    • Open and NetBSD also do this, but in slightly different ways
    • The world contains mostly the bits from /etc, /bin, /sbin, /usr/bin, /usr/sbin and some basic applications (login shells, a text editor)
    • Ports are everything else, typically go to /usr/local (but this can be changed)
  • 3. Base OS
    • Two ways to upgrade the base OS: from binaries and from source
    • Binary upgrades typically done from CD
    • CD used can be either the release image from the FreeBSD project, or a custom-built one
    • Source upgrades can be done per-machine, or built on one machine and distributed to a group
    • Several versions within FreeBSD: RELENG, STABLE, CURRENT (and technology releases too, oh my!)
  • 4. Ports Overview
    • Like the base OS, ports can be installed from binary packages ( or built from source
    • Source building has option to build binary packages, which can be distributed
    • This allows for local customisations to be applied
    • Ports have no concept of hierarchies such as xhier implements  - but it is possible they could be made to
  • 5. What does this buy us?
    • Differentiation between base OS and ports/packages means the latter cannot affect the former (less RPM-hell or SPs killing the OS)
    • Relatively fine-grained control over all aspects of a system
  • 6. Case Study: Offices of Development and Alumni Affairs
    • We initially had one server (alumni), but wanted a development/test server (alumbak) as well
    • Problem: how to keep them generally in sync, but allow for testing new releases and new applications?
    • Built a third server, a “build master” (odaadev)
    • Excess of hardware allowed for a fourth as well, a cvsup server (lowe)
  • 7. Case Study – ODAA, part 2
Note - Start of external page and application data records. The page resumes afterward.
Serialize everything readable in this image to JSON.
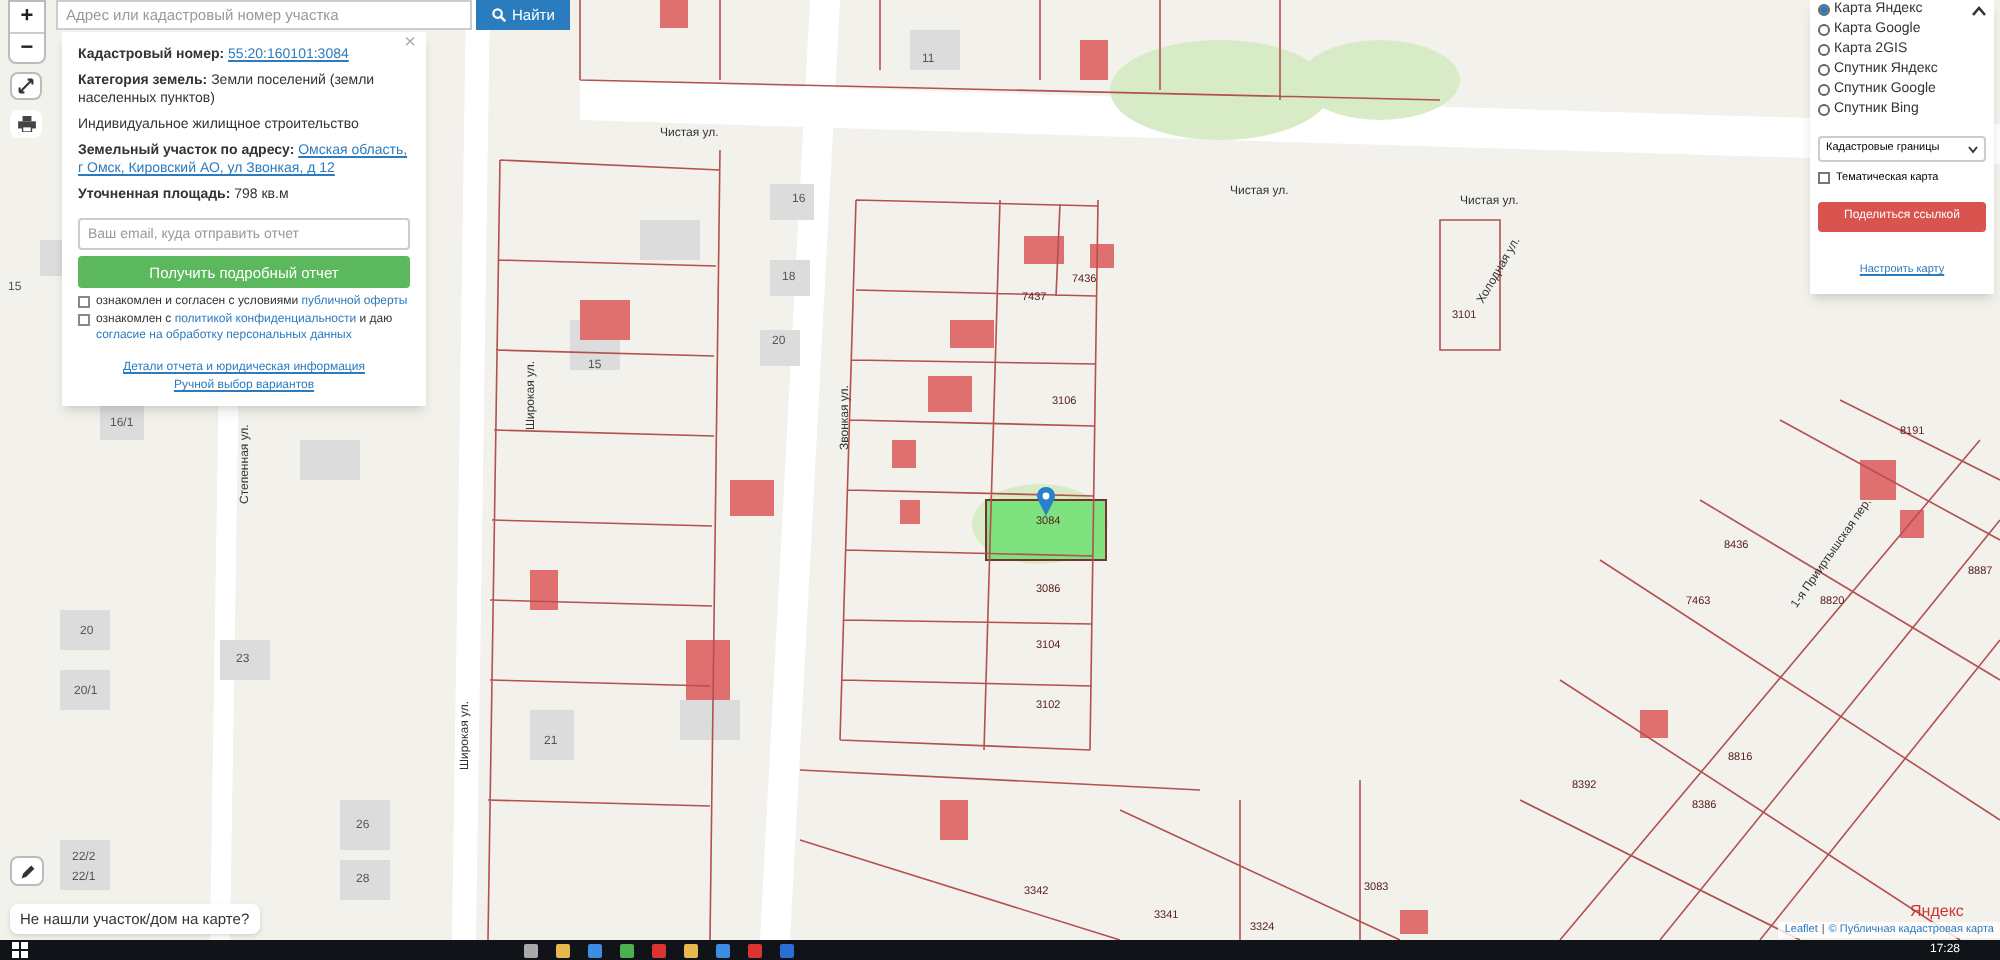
{
  "search": {
    "placeholder": "Адрес или кадастровый номер участка",
    "button": "Найти"
  },
  "zoom_controls": [
    "+",
    "−"
  ],
  "popup": {
    "close": "×",
    "cadastral_label": "Кадастровый номер:",
    "cadastral_number": "55:20:160101:3084",
    "category_label": "Категория земель:",
    "category_value": "Земли поселений (земли населенных пунктов)",
    "use": "Индивидуальное жилищное строительство",
    "address_label": "Земельный участок по адресу:",
    "address": "Омская область, г Омск, Кировский АО, ул Звонкая, д 12",
    "area_label": "Уточненная площадь:",
    "area_value": "798 кв.м",
    "email_placeholder": "Ваш email, куда отправить отчет",
    "report_button": "Получить подробный отчет",
    "consents": [
      {
        "checked": false,
        "parts": [
          {
            "text": "ознакомлен и согласен с условиями",
            "link": false
          },
          {
            "text": "публичной оферты",
            "link": true
          }
        ]
      },
      {
        "checked": false,
        "parts": [
          {
            "text": "ознакомлен с",
            "link": false
          },
          {
            "text": "политикой конфиденциальности",
            "link": true
          },
          {
            "text": "и даю",
            "link": false
          },
          {
            "text": "согласие на обработку персональных данных",
            "link": true
          }
        ]
      }
    ],
    "links": [
      "Детали отчета и юридическая информация",
      "Ручной выбор вариантов"
    ]
  },
  "layers": {
    "base_maps": [
      {
        "label": "Карта Яндекс",
        "selected": true
      },
      {
        "label": "Карта Google",
        "selected": false
      },
      {
        "label": "Карта 2GIS",
        "selected": false
      },
      {
        "label": "Спутник Яндекс",
        "selected": false
      },
      {
        "label": "Спутник Google",
        "selected": false
      },
      {
        "label": "Спутник Bing",
        "selected": false
      }
    ],
    "overlay_select": "Кадастровые границы",
    "thematic": {
      "label": "Тематическая карта",
      "checked": false
    },
    "share_button": "Поделиться ссылкой",
    "settings_link": "Настроить карту"
  },
  "map_labels": [
    {
      "text": "Чистая ул.",
      "kind": "street"
    },
    {
      "text": "Чистая ул.",
      "kind": "street"
    },
    {
      "text": "Чистая ул.",
      "kind": "street"
    },
    {
      "text": "Широкая ул.",
      "kind": "vstreet"
    },
    {
      "text": "Широкая ул.",
      "kind": "vstreet"
    },
    {
      "text": "Звонкая ул.",
      "kind": "vstreet"
    },
    {
      "text": "Степенная ул.",
      "kind": "vstreet"
    },
    {
      "text": "Холодная ул.",
      "kind": "vstreet"
    },
    {
      "text": "1-я Прииртышская пер.",
      "kind": "vstreet"
    },
    {
      "text": "7437",
      "kind": "parcel"
    },
    {
      "text": "7436",
      "kind": "parcel"
    },
    {
      "text": "3106",
      "kind": "parcel"
    },
    {
      "text": "3084",
      "kind": "parcel"
    },
    {
      "text": "3086",
      "kind": "parcel"
    },
    {
      "text": "3104",
      "kind": "parcel"
    },
    {
      "text": "3102",
      "kind": "parcel"
    },
    {
      "text": "3101",
      "kind": "parcel"
    },
    {
      "text": "3342",
      "kind": "parcel"
    },
    {
      "text": "3341",
      "kind": "parcel"
    },
    {
      "text": "3083",
      "kind": "parcel"
    },
    {
      "text": "3324",
      "kind": "parcel"
    },
    {
      "text": "7463",
      "kind": "parcel"
    },
    {
      "text": "8392",
      "kind": "parcel"
    },
    {
      "text": "8436",
      "kind": "parcel"
    },
    {
      "text": "8820",
      "kind": "parcel"
    },
    {
      "text": "8386",
      "kind": "parcel"
    },
    {
      "text": "8816",
      "kind": "parcel"
    },
    {
      "text": "8191",
      "kind": "parcel"
    },
    {
      "text": "8887",
      "kind": "parcel"
    },
    {
      "text": "15",
      "kind": "house"
    },
    {
      "text": "15",
      "kind": "house"
    },
    {
      "text": "16",
      "kind": "house"
    },
    {
      "text": "18",
      "kind": "house"
    },
    {
      "text": "20",
      "kind": "house"
    },
    {
      "text": "21",
      "kind": "house"
    },
    {
      "text": "23",
      "kind": "house"
    },
    {
      "text": "20",
      "kind": "house"
    },
    {
      "text": "20/1",
      "kind": "house"
    },
    {
      "text": "16/1",
      "kind": "house"
    },
    {
      "text": "26",
      "kind": "house"
    },
    {
      "text": "28",
      "kind": "house"
    },
    {
      "text": "22/2",
      "kind": "house"
    },
    {
      "text": "22/1",
      "kind": "house"
    },
    {
      "text": "11",
      "kind": "house"
    }
  ],
  "not_found_button": "Не нашли участок/дом на карте?",
  "provider_logo": "Яндекс",
  "attribution": [
    {
      "text": "Leaflet",
      "link": true
    },
    {
      "text": "|",
      "link": false
    },
    {
      "text": "© Публичная кадастровая карта",
      "link": true
    }
  ],
  "taskbar": {
    "time": "17:28"
  }
}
    • lowe kept a copy of the CVS repository of FreeBSD sources (all versions, all ports)
    • Pulled a copy to odaadev and built new releases (and packages) there
    • Distributed built worlds and packages to alumbak for testing
    • Once satisfied with setup, distributed same to alumni
  • 8. Case Study: ODAA, part 3
    • Later, added a separate database server
    • Distributed build system made making this DB server just like the others easy, but was flexible enough to allow for different kernels on the different machines
  • 9. Applications at UW
    • FreeBSD is well-suited (indeed, designed) for distribution across many hosts
    • Challenge is adapting it to use in the UW environment
    • Leveraging xhier a possibility, and there is a project team looking at this (early infancy)
  • 10. Further Resources
    • FreeBSD website:
    • Daemonnews:
    • Mailing lists: freebsd-questions, freebsd-ports, freebsd-stable, freebsd-current
    • Local resources: (Twiki hosted by Engineering Computing)
    • Me!